----- Available data -----

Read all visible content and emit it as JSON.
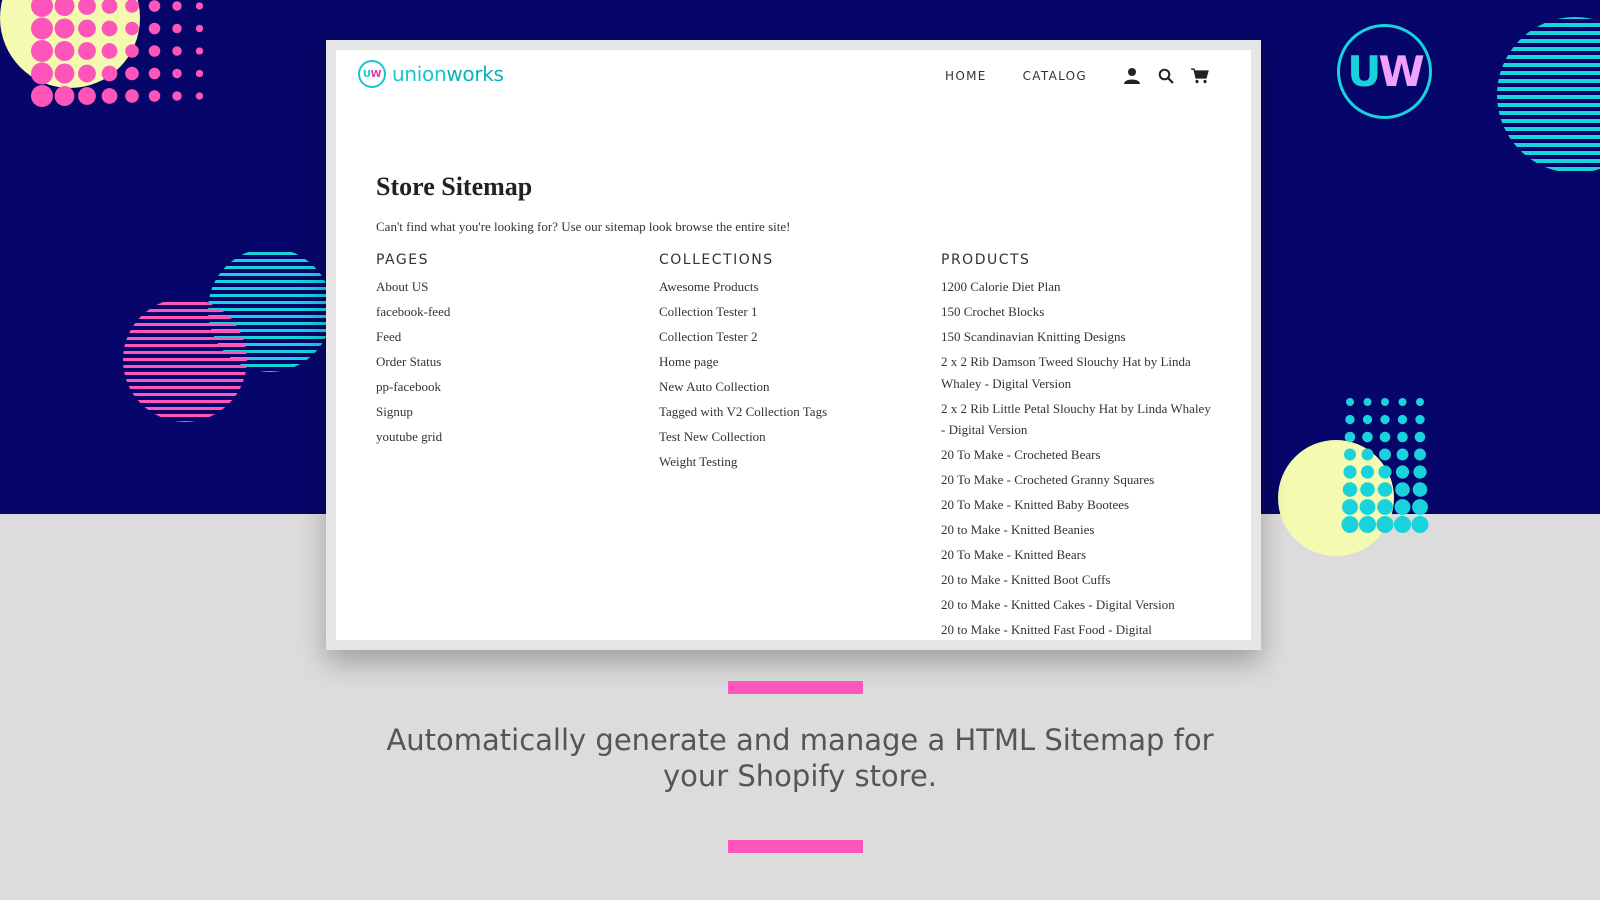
{
  "brand": {
    "logo_mark_u": "U",
    "logo_mark_w": "W",
    "word_union": "union",
    "word_works": "works",
    "badge_u": "U",
    "badge_w": "W"
  },
  "nav": {
    "home": "HOME",
    "catalog": "CATALOG",
    "account_icon": "user-icon",
    "search_icon": "search-icon",
    "cart_icon": "cart-icon"
  },
  "page": {
    "title": "Store Sitemap",
    "intro": "Can't find what you're looking for? Use our sitemap look browse the entire site!"
  },
  "columns": {
    "pages": {
      "heading": "PAGES",
      "items": [
        "About US",
        "facebook-feed",
        "Feed",
        "Order Status",
        "pp-facebook",
        "Signup",
        "youtube grid"
      ]
    },
    "collections": {
      "heading": "COLLECTIONS",
      "items": [
        "Awesome Products",
        "Collection Tester 1",
        "Collection Tester 2",
        "Home page",
        "New Auto Collection",
        "Tagged with V2 Collection Tags",
        "Test New Collection",
        "Weight Testing"
      ]
    },
    "products": {
      "heading": "PRODUCTS",
      "items": [
        "1200 Calorie Diet Plan",
        "150 Crochet Blocks",
        "150 Scandinavian Knitting Designs",
        "2 x 2 Rib Damson Tweed Slouchy Hat by Linda Whaley - Digital Version",
        "2 x 2 Rib Little Petal Slouchy Hat by Linda Whaley - Digital Version",
        "20 To Make - Crocheted Bears",
        "20 To Make - Crocheted Granny Squares",
        "20 To Make - Knitted Baby Bootees",
        "20 to Make - Knitted Beanies",
        "20 To Make - Knitted Bears",
        "20 to Make - Knitted Boot Cuffs",
        "20 to Make - Knitted Cakes - Digital Version",
        "20 to Make - Knitted Fast Food - Digital"
      ]
    }
  },
  "caption": {
    "line1": "Automatically generate and manage a HTML Sitemap for",
    "line2": "your Shopify store."
  },
  "colors": {
    "navy": "#06066a",
    "pink": "#fe55bb",
    "cyan": "#19d2dc",
    "yellow": "#f4fbb0",
    "grey": "#dcdcdc"
  }
}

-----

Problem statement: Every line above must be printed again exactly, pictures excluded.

Response to this task:
Read all visible content and emit it as JSON.
{
  "brand": {
    "logo_mark_u": "U",
    "logo_mark_w": "W",
    "word_union": "union",
    "word_works": "works",
    "badge_u": "U",
    "badge_w": "W"
  },
  "nav": {
    "home": "HOME",
    "catalog": "CATALOG",
    "account_icon": "user-icon",
    "search_icon": "search-icon",
    "cart_icon": "cart-icon"
  },
  "page": {
    "title": "Store Sitemap",
    "intro": "Can't find what you're looking for? Use our sitemap look browse the entire site!"
  },
  "columns": {
    "pages": {
      "heading": "PAGES",
      "items": [
        "About US",
        "facebook-feed",
        "Feed",
        "Order Status",
        "pp-facebook",
        "Signup",
        "youtube grid"
      ]
    },
    "collections": {
      "heading": "COLLECTIONS",
      "items": [
        "Awesome Products",
        "Collection Tester 1",
        "Collection Tester 2",
        "Home page",
        "New Auto Collection",
        "Tagged with V2 Collection Tags",
        "Test New Collection",
        "Weight Testing"
      ]
    },
    "products": {
      "heading": "PRODUCTS",
      "items": [
        "1200 Calorie Diet Plan",
        "150 Crochet Blocks",
        "150 Scandinavian Knitting Designs",
        "2 x 2 Rib Damson Tweed Slouchy Hat by Linda Whaley - Digital Version",
        "2 x 2 Rib Little Petal Slouchy Hat by Linda Whaley - Digital Version",
        "20 To Make - Crocheted Bears",
        "20 To Make - Crocheted Granny Squares",
        "20 To Make - Knitted Baby Bootees",
        "20 to Make - Knitted Beanies",
        "20 To Make - Knitted Bears",
        "20 to Make - Knitted Boot Cuffs",
        "20 to Make - Knitted Cakes - Digital Version",
        "20 to Make - Knitted Fast Food - Digital"
      ]
    }
  },
  "caption": {
    "line1": "Automatically generate and manage a HTML Sitemap for",
    "line2": "your Shopify store."
  },
  "colors": {
    "navy": "#06066a",
    "pink": "#fe55bb",
    "cyan": "#19d2dc",
    "yellow": "#f4fbb0",
    "grey": "#dcdcdc"
  }
}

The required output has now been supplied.